Children will have to face more climate disasters than their grandparents, says study
A recent research published this week in the journal Science has shown that people born today will have more climate disasters over their lifetimes than their grandparents. As per the research, a child born in 2020 will endure an average of 30 extreme heatwaves in their lifetime, even if countries fulfil their current pledges to cut future carbon emissions.
This is seven times more heatwaves than someone born in 1960.
Also, the babies of current times will grow up to experience twice as many droughts and wildfires and three times more river floods and crop failures than someone who is 60 years old today.
Professor Wim Thiery, at Vrije Universiteit Brussel in Belgium and who led the research, was quoted by The Guardian as saying, "Our results highlight a severe threat to the safety of young generations and call for drastic emission reductions to safeguard their future."
He further said that people under 40 today were set to live “unprecedented” lives, that is suffering heatwaves, droughts, floods and crop failures that would have been virtually impossible.
As a part of the research, drawing on multiple climates and demographic models, Thiery and 36 colleagues compared the risks faced by previous generations to the number of extreme events today’s children will have to witness.
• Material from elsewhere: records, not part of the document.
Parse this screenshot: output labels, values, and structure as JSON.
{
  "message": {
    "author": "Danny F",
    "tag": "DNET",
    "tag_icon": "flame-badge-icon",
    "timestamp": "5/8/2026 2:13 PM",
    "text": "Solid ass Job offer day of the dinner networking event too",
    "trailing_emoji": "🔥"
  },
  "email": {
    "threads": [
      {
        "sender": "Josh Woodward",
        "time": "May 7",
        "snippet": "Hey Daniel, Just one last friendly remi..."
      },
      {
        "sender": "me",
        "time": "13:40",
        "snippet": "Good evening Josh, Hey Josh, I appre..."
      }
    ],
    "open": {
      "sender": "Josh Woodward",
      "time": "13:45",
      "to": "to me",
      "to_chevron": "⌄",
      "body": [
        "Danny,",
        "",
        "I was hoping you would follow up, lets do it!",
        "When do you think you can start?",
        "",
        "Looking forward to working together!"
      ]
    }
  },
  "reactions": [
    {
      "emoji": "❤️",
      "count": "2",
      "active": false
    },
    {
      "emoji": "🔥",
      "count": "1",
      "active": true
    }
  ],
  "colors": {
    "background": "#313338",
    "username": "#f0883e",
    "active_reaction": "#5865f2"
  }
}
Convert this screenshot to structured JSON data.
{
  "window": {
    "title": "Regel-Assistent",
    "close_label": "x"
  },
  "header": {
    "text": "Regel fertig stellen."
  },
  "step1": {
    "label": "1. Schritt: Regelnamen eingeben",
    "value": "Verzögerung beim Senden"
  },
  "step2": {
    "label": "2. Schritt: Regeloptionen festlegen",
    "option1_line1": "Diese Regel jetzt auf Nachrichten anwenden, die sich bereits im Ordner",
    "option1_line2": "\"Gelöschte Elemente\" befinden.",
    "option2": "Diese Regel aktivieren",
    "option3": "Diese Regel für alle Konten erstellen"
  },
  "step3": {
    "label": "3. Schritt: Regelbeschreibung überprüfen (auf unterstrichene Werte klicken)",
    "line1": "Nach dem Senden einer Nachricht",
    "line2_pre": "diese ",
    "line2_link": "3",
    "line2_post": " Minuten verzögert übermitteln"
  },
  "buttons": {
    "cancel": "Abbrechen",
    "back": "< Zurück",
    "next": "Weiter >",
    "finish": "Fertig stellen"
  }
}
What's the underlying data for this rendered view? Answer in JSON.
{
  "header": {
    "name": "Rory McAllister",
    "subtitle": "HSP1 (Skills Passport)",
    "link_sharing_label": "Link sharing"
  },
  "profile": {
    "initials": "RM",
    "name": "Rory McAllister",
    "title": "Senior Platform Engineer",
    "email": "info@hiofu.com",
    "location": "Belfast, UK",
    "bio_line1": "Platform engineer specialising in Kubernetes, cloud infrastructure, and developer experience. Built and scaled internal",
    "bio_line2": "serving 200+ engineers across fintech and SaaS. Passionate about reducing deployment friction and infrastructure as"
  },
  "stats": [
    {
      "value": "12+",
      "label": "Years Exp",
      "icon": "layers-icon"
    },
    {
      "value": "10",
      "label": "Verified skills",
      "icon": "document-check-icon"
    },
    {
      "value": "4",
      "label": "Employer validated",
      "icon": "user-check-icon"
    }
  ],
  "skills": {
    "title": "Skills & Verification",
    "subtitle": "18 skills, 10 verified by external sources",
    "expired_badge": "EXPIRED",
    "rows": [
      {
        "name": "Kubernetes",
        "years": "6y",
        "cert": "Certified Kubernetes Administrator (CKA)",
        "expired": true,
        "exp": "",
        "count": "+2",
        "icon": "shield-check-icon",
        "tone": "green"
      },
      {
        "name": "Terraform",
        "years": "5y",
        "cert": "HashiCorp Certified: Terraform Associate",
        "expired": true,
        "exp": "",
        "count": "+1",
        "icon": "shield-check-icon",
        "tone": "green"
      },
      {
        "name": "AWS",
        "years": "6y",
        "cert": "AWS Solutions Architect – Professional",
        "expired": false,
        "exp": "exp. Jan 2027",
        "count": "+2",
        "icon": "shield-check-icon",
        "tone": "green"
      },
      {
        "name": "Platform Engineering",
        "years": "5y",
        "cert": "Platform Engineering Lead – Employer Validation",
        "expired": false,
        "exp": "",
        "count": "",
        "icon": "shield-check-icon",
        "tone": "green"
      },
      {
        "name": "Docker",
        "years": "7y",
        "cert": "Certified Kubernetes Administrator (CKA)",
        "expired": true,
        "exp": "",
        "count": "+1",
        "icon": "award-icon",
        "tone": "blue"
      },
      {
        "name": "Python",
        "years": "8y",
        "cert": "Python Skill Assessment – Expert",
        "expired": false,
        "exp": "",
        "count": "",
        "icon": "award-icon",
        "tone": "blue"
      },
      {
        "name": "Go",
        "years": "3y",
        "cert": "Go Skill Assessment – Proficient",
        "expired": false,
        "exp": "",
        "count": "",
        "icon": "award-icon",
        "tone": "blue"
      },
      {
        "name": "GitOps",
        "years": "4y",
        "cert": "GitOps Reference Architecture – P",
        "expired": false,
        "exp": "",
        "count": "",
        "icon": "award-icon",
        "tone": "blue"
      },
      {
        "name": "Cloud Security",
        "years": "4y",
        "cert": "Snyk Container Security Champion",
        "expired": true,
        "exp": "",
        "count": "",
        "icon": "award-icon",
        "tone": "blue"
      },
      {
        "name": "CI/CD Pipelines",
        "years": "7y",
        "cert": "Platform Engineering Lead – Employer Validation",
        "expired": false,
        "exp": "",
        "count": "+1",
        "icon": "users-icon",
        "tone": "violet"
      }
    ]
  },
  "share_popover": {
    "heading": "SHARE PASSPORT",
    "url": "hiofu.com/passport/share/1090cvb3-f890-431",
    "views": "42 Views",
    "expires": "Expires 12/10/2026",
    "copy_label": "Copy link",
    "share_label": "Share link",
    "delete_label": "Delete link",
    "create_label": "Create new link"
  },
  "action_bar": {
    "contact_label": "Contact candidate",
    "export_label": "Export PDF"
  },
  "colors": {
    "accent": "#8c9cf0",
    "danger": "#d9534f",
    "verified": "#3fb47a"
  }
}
Dr Katja Frieler, at the Potsdam Institute for Climate Impact Research in Germany and part of the study team said, "The good news is we can take much of the climate burden from our children’s shoulders if we limit warming to 1.5C by phasing out fossil fuel use. This is a huge opportunity.”